Chicago Just Keeps On Rising

16/03/12 -- Soybeans: May 12 Soybeans closed at USD13.74, up 5 cents; Nov 12 Soybeans closed at USD13.28 1/4, up 2 cents; May 12 Soybean Meal closed at USD374.40, up USD3.00; May 12 Soybean Oil closed at 55.50, up 2 pips. On the week as a whole front month beans gained 42 1/4 cents, meal added USD15.80 and oil 155 points. Funds were said to have bought around 7,000 soybean contracts on the day propelling the May contract to closed higher for 8 out of the last 9 weeks. Large funds added almost 17,000 contracts to their net long position for the week through to Tuesday, according to today's commitment of traders report. Trade estimates have them putting on another 17,000 since then. Yesterday's strong export sales report has the trade feeling that US ending stocks will probably be tighter than the USDA currently estimate.
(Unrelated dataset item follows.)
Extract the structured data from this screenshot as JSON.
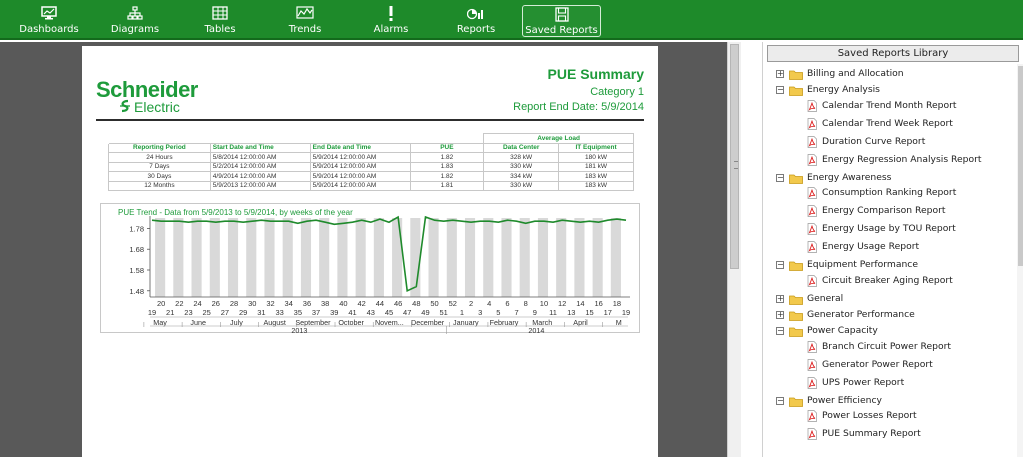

Corn: May 12 Corn closed at USD6.73, up 4 cents; Dec 12 Corn closed at USD5.74 1/4, up 2 cents. On the week May 12 was up 19 cents and Dec 12 up 11 3/4 cents. Funds were said to have bought 7,000 contracts on the day, which would equate to around 28,000 on the week. Chinese corn stocks are substantially lower than official estimates, that is what suddenly has the trade abuzz, despite the fact that this notion has been around for years. The state-run agency Sinograin said this week that they had only bought 1.2 MMT of corn for government coffers compared to the 11.0 MMT it had procured this time last year. A curious announcement to make if you are in the market to buy corn, but there we have it. Domestic prices there are at record levels and far above the cost of imports. Even so there have been no confirmed sales of US corn to China this week, only 240,000 MT to "unknown".

Wheat: May 12 CBOT Wheat closed at USD6.72, up 7 1/4 cents; May 12 KCBT Wheat closed at USD7.05 1/2, up 1 cent; May 12 MGEX Wheat closed at USD8.22 3/4, up 2 1/2 cents. On the week overall Chicago wheat was 33 1/4 cents higher, Kansas up 26 cents, with Minneapolis adding 21 cents. Sharply higher than normal temperatures has winter wheat in the US emerging from dormancy early, leaving it vulnerable to a potential freeze in April. Allendale project the US wheat acreage for 2012 at 56.61 million, significantly lower than the USDA’s suggested 58 million, although still around 2.2 million higher than last year. A month or two ago, before corn and soybean prices started to spike other private estimates had been suggesting wheat plantings in the region of 58.5-59.2 million acres. The concern is clearly of spring wheat losing out primarily to corn, aided by the potential for early plantings.